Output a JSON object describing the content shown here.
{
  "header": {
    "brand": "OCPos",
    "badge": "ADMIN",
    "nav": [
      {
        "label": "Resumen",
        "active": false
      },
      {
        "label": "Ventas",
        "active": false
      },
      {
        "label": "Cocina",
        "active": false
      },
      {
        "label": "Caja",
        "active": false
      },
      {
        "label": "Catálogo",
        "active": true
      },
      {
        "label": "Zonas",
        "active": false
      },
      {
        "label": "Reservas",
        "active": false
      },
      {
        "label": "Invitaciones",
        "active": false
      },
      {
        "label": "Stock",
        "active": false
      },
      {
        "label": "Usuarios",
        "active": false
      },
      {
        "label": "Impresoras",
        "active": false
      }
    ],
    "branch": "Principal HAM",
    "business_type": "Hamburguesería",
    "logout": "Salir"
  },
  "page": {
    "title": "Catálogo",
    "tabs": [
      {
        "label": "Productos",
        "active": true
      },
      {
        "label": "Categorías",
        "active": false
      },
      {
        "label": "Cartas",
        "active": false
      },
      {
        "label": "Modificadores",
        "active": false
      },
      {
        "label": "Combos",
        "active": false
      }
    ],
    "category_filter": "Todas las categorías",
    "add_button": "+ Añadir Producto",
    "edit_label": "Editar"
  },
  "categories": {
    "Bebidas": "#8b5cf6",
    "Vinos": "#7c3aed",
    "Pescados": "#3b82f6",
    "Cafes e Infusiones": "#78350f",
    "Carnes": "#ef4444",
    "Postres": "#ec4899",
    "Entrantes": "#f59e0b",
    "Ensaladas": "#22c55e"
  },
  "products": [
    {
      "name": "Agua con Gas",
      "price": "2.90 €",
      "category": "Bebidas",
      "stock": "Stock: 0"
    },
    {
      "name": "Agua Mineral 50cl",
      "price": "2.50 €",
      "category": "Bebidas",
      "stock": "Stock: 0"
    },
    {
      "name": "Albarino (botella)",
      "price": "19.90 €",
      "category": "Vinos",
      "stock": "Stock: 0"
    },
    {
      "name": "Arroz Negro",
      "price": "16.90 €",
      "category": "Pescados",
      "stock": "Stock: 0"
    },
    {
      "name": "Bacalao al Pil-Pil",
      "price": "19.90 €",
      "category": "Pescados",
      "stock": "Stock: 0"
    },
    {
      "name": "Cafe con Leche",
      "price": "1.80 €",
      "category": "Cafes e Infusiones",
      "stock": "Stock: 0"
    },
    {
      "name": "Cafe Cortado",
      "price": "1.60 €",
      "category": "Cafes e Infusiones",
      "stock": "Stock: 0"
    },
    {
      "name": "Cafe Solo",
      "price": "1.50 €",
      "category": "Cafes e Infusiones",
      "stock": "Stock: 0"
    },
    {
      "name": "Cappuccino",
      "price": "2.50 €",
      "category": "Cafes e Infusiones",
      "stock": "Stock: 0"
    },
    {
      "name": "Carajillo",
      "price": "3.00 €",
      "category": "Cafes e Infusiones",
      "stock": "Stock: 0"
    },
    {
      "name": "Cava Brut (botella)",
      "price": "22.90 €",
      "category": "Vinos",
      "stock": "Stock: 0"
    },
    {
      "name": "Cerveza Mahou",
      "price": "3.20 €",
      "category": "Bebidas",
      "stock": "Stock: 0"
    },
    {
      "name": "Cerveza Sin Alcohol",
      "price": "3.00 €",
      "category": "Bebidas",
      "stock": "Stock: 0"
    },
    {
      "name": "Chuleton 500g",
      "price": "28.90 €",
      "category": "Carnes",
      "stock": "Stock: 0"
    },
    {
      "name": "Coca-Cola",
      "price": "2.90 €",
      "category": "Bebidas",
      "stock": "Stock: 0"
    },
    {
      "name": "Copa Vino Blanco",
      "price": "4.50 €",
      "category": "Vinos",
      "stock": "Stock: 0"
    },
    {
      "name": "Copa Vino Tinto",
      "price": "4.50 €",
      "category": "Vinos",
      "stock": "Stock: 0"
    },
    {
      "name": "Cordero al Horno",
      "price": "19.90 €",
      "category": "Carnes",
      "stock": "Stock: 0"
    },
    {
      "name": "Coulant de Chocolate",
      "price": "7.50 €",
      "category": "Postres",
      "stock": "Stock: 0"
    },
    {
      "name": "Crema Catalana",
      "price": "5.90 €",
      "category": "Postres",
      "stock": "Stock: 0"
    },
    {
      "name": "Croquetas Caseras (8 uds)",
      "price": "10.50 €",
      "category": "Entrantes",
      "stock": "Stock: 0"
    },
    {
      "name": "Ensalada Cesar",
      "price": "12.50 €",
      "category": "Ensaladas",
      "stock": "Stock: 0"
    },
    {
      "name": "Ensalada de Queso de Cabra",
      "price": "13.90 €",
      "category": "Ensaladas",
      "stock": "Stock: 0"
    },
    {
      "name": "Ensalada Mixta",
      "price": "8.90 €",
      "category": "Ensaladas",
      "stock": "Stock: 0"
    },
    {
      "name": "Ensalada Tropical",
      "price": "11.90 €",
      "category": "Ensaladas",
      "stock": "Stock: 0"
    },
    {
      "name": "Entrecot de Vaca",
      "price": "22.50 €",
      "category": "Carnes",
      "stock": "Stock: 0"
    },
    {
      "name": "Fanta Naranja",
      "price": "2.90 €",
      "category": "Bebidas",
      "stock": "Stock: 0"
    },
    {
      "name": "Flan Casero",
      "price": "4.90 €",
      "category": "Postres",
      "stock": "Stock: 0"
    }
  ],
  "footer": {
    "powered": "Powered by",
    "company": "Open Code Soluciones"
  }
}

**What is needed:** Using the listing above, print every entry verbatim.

**Answer section:**
Output a JSON object describing the content shown here.
{
  "header": {
    "brand": "OCPos",
    "badge": "ADMIN",
    "nav": [
      {
        "label": "Resumen",
        "active": false
      },
      {
        "label": "Ventas",
        "active": false
      },
      {
        "label": "Cocina",
        "active": false
      },
      {
        "label": "Caja",
        "active": false
      },
      {
        "label": "Catálogo",
        "active": true
      },
      {
        "label": "Zonas",
        "active": false
      },
      {
        "label": "Reservas",
        "active": false
      },
      {
        "label": "Invitaciones",
        "active": false
      },
      {
        "label": "Stock",
        "active": false
      },
      {
        "label": "Usuarios",
        "active": false
      },
      {
        "label": "Impresoras",
        "active": false
      }
    ],
    "branch": "Principal HAM",
    "business_type": "Hamburguesería",
    "logout": "Salir"
  },
  "page": {
    "title": "Catálogo",
    "tabs": [
      {
        "label": "Productos",
        "active": true
      },
      {
        "label": "Categorías",
        "active": false
      },
      {
        "label": "Cartas",
        "active": false
      },
      {
        "label": "Modificadores",
        "active": false
      },
      {
        "label": "Combos",
        "active": false
      }
    ],
    "category_filter": "Todas las categorías",
    "add_button": "+ Añadir Producto",
    "edit_label": "Editar"
  },
  "categories": {
    "Bebidas": "#8b5cf6",
    "Vinos": "#7c3aed",
    "Pescados": "#3b82f6",
    "Cafes e Infusiones": "#78350f",
    "Carnes": "#ef4444",
    "Postres": "#ec4899",
    "Entrantes": "#f59e0b",
    "Ensaladas": "#22c55e"
  },
  "products": [
    {
      "name": "Agua con Gas",
      "price": "2.90 €",
      "category": "Bebidas",
      "stock": "Stock: 0"
    },
    {
      "name": "Agua Mineral 50cl",
      "price": "2.50 €",
      "category": "Bebidas",
      "stock": "Stock: 0"
    },
    {
      "name": "Albarino (botella)",
      "price": "19.90 €",
      "category": "Vinos",
      "stock": "Stock: 0"
    },
    {
      "name": "Arroz Negro",
      "price": "16.90 €",
      "category": "Pescados",
      "stock": "Stock: 0"
    },
    {
      "name": "Bacalao al Pil-Pil",
      "price": "19.90 €",
      "category": "Pescados",
      "stock": "Stock: 0"
    },
    {
      "name": "Cafe con Leche",
      "price": "1.80 €",
      "category": "Cafes e Infusiones",
      "stock": "Stock: 0"
    },
    {
      "name": "Cafe Cortado",
      "price": "1.60 €",
      "category": "Cafes e Infusiones",
      "stock": "Stock: 0"
    },
    {
      "name": "Cafe Solo",
      "price": "1.50 €",
      "category": "Cafes e Infusiones",
      "stock": "Stock: 0"
    },
    {
      "name": "Cappuccino",
      "price": "2.50 €",
      "category": "Cafes e Infusiones",
      "stock": "Stock: 0"
    },
    {
      "name": "Carajillo",
      "price": "3.00 €",
      "category": "Cafes e Infusiones",
      "stock": "Stock: 0"
    },
    {
      "name": "Cava Brut (botella)",
      "price": "22.90 €",
      "category": "Vinos",
      "stock": "Stock: 0"
    },
    {
      "name": "Cerveza Mahou",
      "price": "3.20 €",
      "category": "Bebidas",
      "stock": "Stock: 0"
    },
    {
      "name": "Cerveza Sin Alcohol",
      "price": "3.00 €",
      "category": "Bebidas",
      "stock": "Stock: 0"
    },
    {
      "name": "Chuleton 500g",
      "price": "28.90 €",
      "category": "Carnes",
      "stock": "Stock: 0"
    },
    {
      "name": "Coca-Cola",
      "price": "2.90 €",
      "category": "Bebidas",
      "stock": "Stock: 0"
    },
    {
      "name": "Copa Vino Blanco",
      "price": "4.50 €",
      "category": "Vinos",
      "stock": "Stock: 0"
    },
    {
      "name": "Copa Vino Tinto",
      "price": "4.50 €",
      "category": "Vinos",
      "stock": "Stock: 0"
    },
    {
      "name": "Cordero al Horno",
      "price": "19.90 €",
      "category": "Carnes",
      "stock": "Stock: 0"
    },
    {
      "name": "Coulant de Chocolate",
      "price": "7.50 €",
      "category": "Postres",
      "stock": "Stock: 0"
    },
    {
      "name": "Crema Catalana",
      "price": "5.90 €",
      "category": "Postres",
      "stock": "Stock: 0"
    },
    {
      "name": "Croquetas Caseras (8 uds)",
      "price": "10.50 €",
      "category": "Entrantes",
      "stock": "Stock: 0"
    },
    {
      "name": "Ensalada Cesar",
      "price": "12.50 €",
      "category": "Ensaladas",
      "stock": "Stock: 0"
    },
    {
      "name": "Ensalada de Queso de Cabra",
      "price": "13.90 €",
      "category": "Ensaladas",
      "stock": "Stock: 0"
    },
    {
      "name": "Ensalada Mixta",
      "price": "8.90 €",
      "category": "Ensaladas",
      "stock": "Stock: 0"
    },
    {
      "name": "Ensalada Tropical",
      "price": "11.90 €",
      "category": "Ensaladas",
      "stock": "Stock: 0"
    },
    {
      "name": "Entrecot de Vaca",
      "price": "22.50 €",
      "category": "Carnes",
      "stock": "Stock: 0"
    },
    {
      "name": "Fanta Naranja",
      "price": "2.90 €",
      "category": "Bebidas",
      "stock": "Stock: 0"
    },
    {
      "name": "Flan Casero",
      "price": "4.90 €",
      "category": "Postres",
      "stock": "Stock: 0"
    }
  ],
  "footer": {
    "powered": "Powered by",
    "company": "Open Code Soluciones"
  }
}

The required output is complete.